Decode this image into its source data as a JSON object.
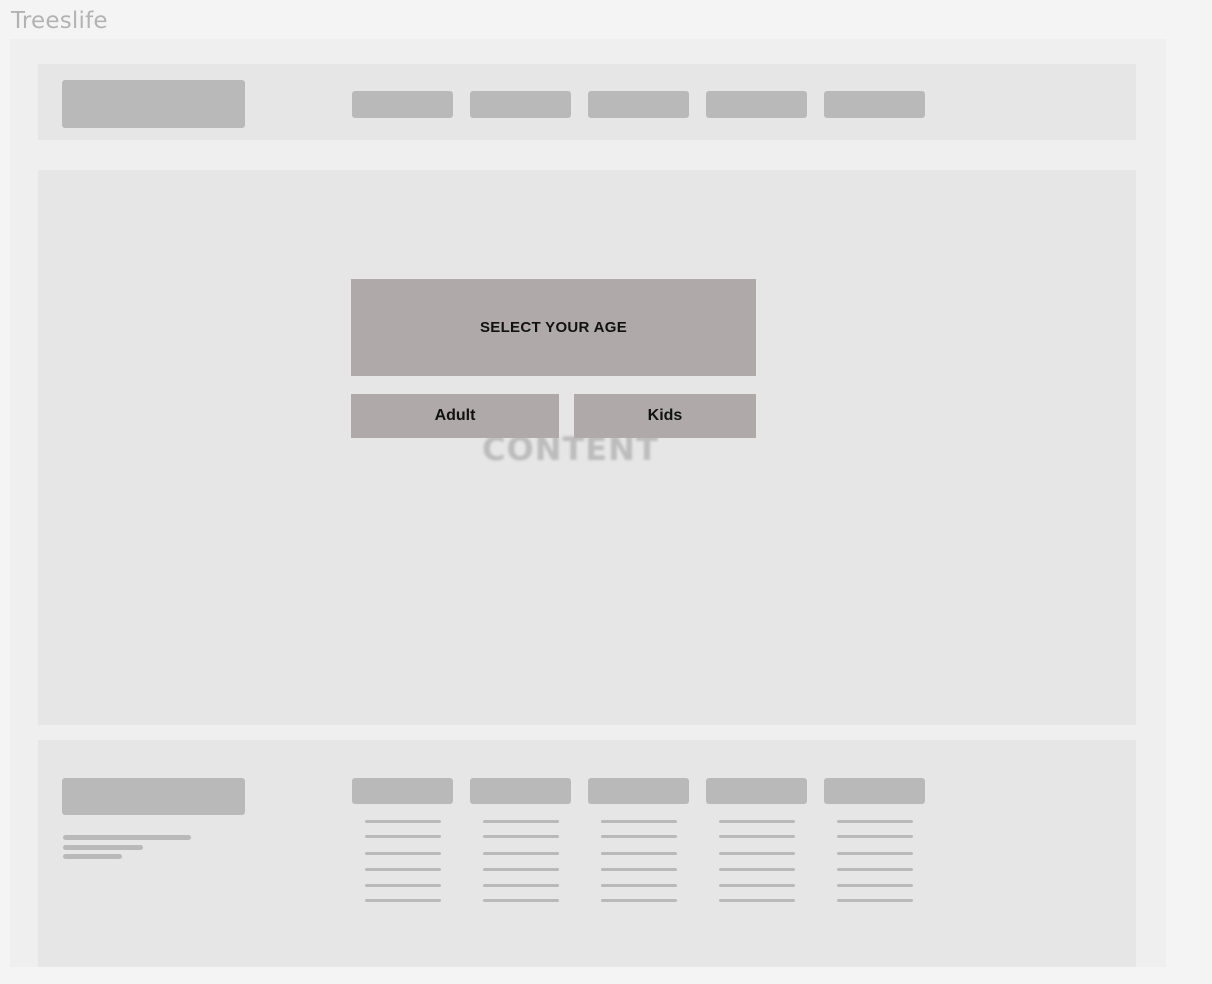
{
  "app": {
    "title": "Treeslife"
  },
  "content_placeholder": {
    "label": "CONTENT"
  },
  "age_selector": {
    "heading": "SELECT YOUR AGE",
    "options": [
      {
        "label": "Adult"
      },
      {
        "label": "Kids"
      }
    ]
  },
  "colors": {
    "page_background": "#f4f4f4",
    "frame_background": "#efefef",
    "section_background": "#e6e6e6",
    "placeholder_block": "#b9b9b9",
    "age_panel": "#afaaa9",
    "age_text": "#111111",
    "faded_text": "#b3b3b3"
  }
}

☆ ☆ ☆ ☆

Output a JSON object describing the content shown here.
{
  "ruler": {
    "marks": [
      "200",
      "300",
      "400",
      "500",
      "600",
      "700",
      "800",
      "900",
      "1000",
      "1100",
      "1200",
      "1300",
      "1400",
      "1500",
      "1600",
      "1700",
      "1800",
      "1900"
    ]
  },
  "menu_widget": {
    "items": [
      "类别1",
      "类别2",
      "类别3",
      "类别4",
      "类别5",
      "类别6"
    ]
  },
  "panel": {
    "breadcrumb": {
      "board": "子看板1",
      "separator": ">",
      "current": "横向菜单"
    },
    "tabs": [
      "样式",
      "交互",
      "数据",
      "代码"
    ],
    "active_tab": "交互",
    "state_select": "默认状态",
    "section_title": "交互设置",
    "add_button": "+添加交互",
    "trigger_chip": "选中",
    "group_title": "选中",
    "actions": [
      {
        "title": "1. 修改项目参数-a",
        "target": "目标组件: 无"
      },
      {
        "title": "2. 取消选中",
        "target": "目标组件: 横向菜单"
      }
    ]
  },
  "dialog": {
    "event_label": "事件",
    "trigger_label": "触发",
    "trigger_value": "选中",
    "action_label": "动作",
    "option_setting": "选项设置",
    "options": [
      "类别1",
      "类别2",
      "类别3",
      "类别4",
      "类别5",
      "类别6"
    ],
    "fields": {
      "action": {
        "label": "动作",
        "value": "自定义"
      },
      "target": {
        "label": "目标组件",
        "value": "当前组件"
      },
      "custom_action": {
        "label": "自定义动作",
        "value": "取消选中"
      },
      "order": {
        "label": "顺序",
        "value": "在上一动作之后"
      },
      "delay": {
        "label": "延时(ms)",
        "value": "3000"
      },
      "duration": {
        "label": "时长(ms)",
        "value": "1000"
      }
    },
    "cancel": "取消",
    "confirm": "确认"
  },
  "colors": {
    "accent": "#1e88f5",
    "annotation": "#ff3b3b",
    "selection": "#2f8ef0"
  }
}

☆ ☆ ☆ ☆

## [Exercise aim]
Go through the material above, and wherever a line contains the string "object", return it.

## [Reply]
Decode this image into its source data as a JSON object.
Output a JSON object describing the content shown here.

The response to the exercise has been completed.